About a year ago, I paused when I came across a recipe for shortbread made with butter, sugar, flour and a pinch of salt. It wasn't the ingredient list that drew my attention. It was the recipe's unusual technique, which called for browning the butter before using it in the cookie dough.
Brown butter is made by cooking butter until the milk solids separate from the butterfat and become brown. The butter develops a concentrated taste that is extra special, with the solids - which are essentially sugars and proteins toasted in fat - contributing an incredibly flavorful caramelized nuttiness.
I was familiar with plenty of simple but sensational savory dishes that call for brown butter. Combined with lemon juice, it makes a superb sauce for fish filets or chicken cutlets. It is delicious mixed with chopped fresh sage, as a coating for fresh egg noodles or ravioli. Using it in mashed potatoes is incredible.
Using brown butter to enhance the flavor of baked goods was a natural. I can't believe I'd never tried it.
Before you could say "brown butter cornbread," I got out my skillet and the bulk butter I buy at BJ's and started browning away. I made brown butter waffles, brown butter biscuits and brown butter oatmeal cookies. As I experimented, I became an expert on browning butter. I quickly realized that a stainless-steel skillet or saucepan was key to accurately judging my butter's progress. With a shiny pan bottom, I could see the color of the butter, which becomes a deep golden brown, and the color of the solids, which become the color of milk chocolate when properly cooked. I started using a splatter screen to cover the pan, since butter contains quite a bit of water, which causes quite a bit of splattering as it evaporates when heated. As soon as my butter was perfectly browned, I scraped it and the solids (don't leave those behind-they contain so much flavor) into a cool bowl. If left in the pan for a few extra seconds, even off the heat, the butter continued to cook and inevitably burned.

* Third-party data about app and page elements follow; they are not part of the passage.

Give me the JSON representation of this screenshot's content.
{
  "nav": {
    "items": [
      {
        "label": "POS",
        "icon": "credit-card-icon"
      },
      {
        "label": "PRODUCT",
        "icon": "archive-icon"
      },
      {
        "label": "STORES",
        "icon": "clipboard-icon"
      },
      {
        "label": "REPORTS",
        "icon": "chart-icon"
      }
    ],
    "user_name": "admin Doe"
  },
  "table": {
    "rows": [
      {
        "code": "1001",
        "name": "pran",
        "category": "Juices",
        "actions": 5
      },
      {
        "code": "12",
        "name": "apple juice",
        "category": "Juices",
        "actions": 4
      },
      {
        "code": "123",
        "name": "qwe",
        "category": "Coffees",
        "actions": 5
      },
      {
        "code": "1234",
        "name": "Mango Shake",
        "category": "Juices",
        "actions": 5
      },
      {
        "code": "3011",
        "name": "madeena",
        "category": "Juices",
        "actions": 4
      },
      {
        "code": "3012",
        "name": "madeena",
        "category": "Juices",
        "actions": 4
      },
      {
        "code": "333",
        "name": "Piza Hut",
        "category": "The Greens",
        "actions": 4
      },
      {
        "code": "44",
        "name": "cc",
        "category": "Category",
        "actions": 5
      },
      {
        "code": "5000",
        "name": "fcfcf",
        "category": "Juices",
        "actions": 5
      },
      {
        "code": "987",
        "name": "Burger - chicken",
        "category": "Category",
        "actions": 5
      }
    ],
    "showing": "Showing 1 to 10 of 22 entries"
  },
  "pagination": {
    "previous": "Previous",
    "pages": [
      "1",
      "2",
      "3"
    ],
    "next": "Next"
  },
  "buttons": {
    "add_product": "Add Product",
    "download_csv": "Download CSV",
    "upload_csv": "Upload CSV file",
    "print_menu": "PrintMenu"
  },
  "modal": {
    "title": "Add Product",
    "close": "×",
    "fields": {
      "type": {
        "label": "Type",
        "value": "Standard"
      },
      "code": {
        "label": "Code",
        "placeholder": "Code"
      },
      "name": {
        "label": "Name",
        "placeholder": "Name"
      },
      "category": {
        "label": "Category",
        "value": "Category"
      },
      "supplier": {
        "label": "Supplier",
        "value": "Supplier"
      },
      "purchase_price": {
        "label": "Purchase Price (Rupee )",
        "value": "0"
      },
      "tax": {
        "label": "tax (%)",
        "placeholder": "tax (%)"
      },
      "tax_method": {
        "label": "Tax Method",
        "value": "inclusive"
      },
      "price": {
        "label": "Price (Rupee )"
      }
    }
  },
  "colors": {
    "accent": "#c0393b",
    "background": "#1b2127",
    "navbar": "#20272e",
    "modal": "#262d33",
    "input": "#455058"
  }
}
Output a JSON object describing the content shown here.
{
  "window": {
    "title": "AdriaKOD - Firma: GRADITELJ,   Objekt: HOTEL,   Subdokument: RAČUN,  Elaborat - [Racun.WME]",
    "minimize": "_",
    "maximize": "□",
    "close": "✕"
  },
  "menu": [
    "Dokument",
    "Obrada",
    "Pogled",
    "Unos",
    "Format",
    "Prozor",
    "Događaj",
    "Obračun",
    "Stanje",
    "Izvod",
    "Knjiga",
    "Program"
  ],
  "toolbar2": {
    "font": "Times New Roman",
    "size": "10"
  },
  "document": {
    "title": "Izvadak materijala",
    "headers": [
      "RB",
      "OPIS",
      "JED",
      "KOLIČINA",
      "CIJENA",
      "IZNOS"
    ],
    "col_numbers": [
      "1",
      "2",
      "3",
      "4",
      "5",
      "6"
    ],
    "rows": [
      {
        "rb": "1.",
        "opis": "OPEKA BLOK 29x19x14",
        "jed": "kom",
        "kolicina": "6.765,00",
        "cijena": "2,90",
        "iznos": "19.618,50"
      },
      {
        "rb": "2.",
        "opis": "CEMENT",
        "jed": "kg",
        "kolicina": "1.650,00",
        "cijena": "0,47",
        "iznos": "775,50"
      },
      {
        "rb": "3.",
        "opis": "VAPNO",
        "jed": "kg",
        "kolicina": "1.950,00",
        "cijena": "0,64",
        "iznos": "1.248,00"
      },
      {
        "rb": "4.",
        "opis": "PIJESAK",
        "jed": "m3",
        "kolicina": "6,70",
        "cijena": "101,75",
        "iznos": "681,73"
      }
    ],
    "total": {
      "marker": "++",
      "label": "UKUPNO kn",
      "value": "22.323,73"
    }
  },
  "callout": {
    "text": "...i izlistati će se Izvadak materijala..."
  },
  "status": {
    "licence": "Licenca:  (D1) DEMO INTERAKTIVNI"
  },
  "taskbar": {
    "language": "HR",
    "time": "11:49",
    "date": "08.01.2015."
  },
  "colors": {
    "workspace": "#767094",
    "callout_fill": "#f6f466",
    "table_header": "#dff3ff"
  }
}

I've had a lot of fun elevating humble recipes with brown butter. When the aroma of several overripe bananas on my countertop reminded me that I hadn't baked a banana bread in a while, I decided to brown a stick of butter for the task and see what would happen. I added some finely chopped hazelnuts to reinforce the brown butter's effect (brown butter is called "beurre noisette" in French because its luxurious nuttiness is similar to the flavor of toasted hazelnuts). The resulting cake, flecked with those delicious brown bits and nuts, had a fine crumb and a deep, dark butteriness that balanced the sweetness of the bananas.
Brown Butter Banana Bread
1 1/2 cups unbleached all-purpose flour, plus extra for dusting loaf pan
1/2 cup (1 stick) unsalted butter
1 teaspoon baking soda
1/8 teaspoon salt
1 large egg
1/2 teaspoon pure vanilla extract
1/2 cup sour cream
3/4 cup mashed ripe bananas (from about 2 medium bananas)
1/2 cup granulated sugar
1/2 cup packed light brown sugar
1/2 cup finely chopped skinned hazelnuts
1. Preheat oven to 350 degrees. Grease a 9-by-5-inch loaf pan and dust it with flour, knocking out any extra.
2. Heat butter in large, heavy skillet over medium heat until milk solids on the bottom are a dark chocolate brown, 6 to 9 minutes. Transfer butter and solids to a large mixing bowl and chill in freezer until just congealed, 20 to 25 minutes.
3. Combine flour, baking soda and salt in a medium mixing bowl. Whisk together egg, vanilla, sour cream and bananas in another medium mixing bowl.
3. Add granulated sugar and light brown sugar to mixing bowl with browned butter and mix with an electric mixer until fluffy, about 2 minutes.
4. With mixer on low, add 1/3 of flour mixture, then 1/2 of the banana mixture, scraping down sides of bowl after each addition. Repeat with remaining flour mixture and banana mixture, ending with flour mixture. Beat on medium speed until smooth, about 1 minute. Stir in hazelnuts.
5. Scrape batter into prepared pan and smooth top with spatula. Bake until a toothpick inserted in center comes out clean, 45 to 55 minutes. Let cake cool in pan for about 15 minutes, invert onto a wire rack, then turn it right side up on another rack to cool completely.
Makes one loaf, about 12 slices.